Way back when, back in the Stone Age before Orchid Tour, I promised to fill you in on the heroine of Pink IX, an American named Emma Morris Delagardie. Why an American? And why an American with a French name?
We met Emma very, very briefly in The Orchid Affair. I also shared a tiny snippet from Pink IX, as she criticizes Augustus Whittlesby on his poetic endeavors. (You can find both of those on previous Teaser Tuesday posts.)
Here’s the scoop on my New York Yankee in Bonaparte’s court:
Born Emma Morris, my heroine grew up in Putnam County, right on the Hudson. (And if you’re wondering if she’s related to Gouverneur Morris, the answer to that is yes.) At the age of thirteen, when her uncle-by marriage, James Monroe, was appointed American envoy to France in 1794, Emma made the trip to Paris with her aunt, Elizabeth Kortright Monroe, and her little cousin Eliza.
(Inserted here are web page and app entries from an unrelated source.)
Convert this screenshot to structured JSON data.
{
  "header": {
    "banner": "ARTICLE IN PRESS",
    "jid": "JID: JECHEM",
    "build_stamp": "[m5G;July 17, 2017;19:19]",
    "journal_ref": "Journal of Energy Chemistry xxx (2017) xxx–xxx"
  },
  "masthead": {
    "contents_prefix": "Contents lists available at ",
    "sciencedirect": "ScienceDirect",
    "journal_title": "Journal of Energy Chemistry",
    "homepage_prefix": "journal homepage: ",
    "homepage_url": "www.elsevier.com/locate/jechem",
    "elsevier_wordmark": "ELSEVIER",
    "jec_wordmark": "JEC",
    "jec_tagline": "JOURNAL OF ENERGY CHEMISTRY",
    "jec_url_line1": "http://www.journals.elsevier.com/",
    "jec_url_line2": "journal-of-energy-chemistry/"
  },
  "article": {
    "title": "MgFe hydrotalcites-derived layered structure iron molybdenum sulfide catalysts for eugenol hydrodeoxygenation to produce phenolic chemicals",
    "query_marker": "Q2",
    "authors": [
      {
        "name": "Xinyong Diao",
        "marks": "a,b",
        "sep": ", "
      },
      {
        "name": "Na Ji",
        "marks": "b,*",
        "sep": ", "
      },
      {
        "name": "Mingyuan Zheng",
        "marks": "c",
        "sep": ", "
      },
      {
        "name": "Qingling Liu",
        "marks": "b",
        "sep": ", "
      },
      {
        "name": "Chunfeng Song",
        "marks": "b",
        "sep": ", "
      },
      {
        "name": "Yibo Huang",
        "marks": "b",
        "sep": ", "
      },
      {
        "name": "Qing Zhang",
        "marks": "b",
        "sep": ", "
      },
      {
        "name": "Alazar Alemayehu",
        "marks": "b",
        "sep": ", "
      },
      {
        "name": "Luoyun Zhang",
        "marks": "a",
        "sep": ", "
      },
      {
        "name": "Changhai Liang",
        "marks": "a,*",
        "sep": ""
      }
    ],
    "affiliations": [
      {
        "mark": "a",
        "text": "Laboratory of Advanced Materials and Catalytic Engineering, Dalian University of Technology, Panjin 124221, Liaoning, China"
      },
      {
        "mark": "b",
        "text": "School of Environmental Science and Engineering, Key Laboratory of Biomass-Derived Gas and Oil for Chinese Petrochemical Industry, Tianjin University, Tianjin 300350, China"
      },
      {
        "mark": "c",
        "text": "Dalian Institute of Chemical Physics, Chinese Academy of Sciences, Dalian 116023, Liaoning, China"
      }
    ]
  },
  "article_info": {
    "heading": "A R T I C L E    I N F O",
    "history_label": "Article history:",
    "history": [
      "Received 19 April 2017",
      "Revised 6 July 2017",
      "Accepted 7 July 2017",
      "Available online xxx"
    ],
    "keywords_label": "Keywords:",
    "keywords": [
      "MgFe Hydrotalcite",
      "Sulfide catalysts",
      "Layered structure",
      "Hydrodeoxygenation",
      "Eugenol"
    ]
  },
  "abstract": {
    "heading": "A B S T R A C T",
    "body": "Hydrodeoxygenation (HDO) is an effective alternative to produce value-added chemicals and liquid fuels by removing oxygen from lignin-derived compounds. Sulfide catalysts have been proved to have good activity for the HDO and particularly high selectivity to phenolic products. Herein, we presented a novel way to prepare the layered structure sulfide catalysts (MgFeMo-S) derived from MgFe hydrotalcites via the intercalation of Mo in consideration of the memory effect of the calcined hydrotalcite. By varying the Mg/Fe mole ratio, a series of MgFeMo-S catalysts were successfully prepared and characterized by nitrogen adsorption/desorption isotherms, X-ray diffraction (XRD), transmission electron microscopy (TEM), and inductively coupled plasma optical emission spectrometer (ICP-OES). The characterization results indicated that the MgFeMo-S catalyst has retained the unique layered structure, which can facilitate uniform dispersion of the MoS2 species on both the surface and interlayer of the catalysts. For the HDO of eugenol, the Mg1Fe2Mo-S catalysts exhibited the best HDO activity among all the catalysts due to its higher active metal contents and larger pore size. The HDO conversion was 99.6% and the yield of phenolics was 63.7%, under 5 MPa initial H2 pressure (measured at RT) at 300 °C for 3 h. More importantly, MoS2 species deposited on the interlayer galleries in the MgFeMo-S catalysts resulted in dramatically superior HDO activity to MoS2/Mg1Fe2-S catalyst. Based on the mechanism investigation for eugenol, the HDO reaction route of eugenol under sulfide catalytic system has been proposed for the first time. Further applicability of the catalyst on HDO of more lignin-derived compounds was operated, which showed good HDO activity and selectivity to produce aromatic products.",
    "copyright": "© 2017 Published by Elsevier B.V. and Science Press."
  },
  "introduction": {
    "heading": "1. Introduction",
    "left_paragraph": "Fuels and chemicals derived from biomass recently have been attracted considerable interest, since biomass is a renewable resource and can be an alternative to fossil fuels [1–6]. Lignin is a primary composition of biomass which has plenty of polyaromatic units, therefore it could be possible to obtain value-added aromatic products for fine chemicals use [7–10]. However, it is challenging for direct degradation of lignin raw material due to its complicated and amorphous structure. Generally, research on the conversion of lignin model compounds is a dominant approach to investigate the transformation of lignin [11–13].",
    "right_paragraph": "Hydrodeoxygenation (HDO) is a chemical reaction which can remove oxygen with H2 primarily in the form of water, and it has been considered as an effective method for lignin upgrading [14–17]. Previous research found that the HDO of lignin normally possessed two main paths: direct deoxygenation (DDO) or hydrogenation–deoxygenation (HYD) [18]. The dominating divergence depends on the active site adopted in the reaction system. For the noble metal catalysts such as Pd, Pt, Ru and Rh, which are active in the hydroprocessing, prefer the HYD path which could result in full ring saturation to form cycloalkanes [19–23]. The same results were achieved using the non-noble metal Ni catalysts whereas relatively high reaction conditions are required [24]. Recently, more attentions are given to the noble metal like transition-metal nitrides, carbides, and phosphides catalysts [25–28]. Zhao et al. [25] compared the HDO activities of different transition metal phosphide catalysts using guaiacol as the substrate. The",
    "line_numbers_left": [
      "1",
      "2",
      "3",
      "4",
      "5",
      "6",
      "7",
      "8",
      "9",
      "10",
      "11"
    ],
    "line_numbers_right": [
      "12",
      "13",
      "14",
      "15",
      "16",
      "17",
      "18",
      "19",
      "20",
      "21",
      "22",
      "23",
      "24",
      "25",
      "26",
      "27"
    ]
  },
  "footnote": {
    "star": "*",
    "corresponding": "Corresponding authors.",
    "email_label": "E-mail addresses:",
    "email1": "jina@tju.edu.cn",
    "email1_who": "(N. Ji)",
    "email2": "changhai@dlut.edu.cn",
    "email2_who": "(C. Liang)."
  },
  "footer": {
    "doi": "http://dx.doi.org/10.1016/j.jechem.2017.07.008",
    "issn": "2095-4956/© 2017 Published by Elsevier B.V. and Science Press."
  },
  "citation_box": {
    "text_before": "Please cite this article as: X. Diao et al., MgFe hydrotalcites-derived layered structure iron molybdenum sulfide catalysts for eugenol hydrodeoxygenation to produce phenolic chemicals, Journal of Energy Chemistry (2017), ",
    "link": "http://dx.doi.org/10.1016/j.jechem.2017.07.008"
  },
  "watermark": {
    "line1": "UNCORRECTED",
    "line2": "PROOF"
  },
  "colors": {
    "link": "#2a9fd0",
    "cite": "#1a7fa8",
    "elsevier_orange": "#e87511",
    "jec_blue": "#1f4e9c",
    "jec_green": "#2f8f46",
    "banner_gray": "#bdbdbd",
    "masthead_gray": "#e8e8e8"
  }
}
Both Emma and Eliza were enrolled in Mme Campan’s school for young ladies, where Emma became fast friends with another pupil at the school,
Hortense de Beauharnais.
And then there was Paul. Just before the Monroes were due to leave France in 1796, Emma ran off with a Frenchman named Paul Delagardie. Emma was fifteen. Delagardie was in his thirties. The elopement sparked an international furor. Disowned by her own family, Emma sought refuge with her old friend Hortense– and Hortense’s mother, Josephine Bonaparte.
It’s now 1804 and that was all years ago. A familiar fixture at Bonaparte’s court, Emma has been widowed for nearly four years. She’s seen Paris change around her and her friend Hortense move from obscurity to daughter of an Emperor. She’s been in France so long she doesn’t quite know what to call herself or do with herself: she’s certainly not French, but she’s not altogether American anymore either.
What’s a person caught between two worlds to do? Other than, perhaps, flirt with a certain ridiculous poet….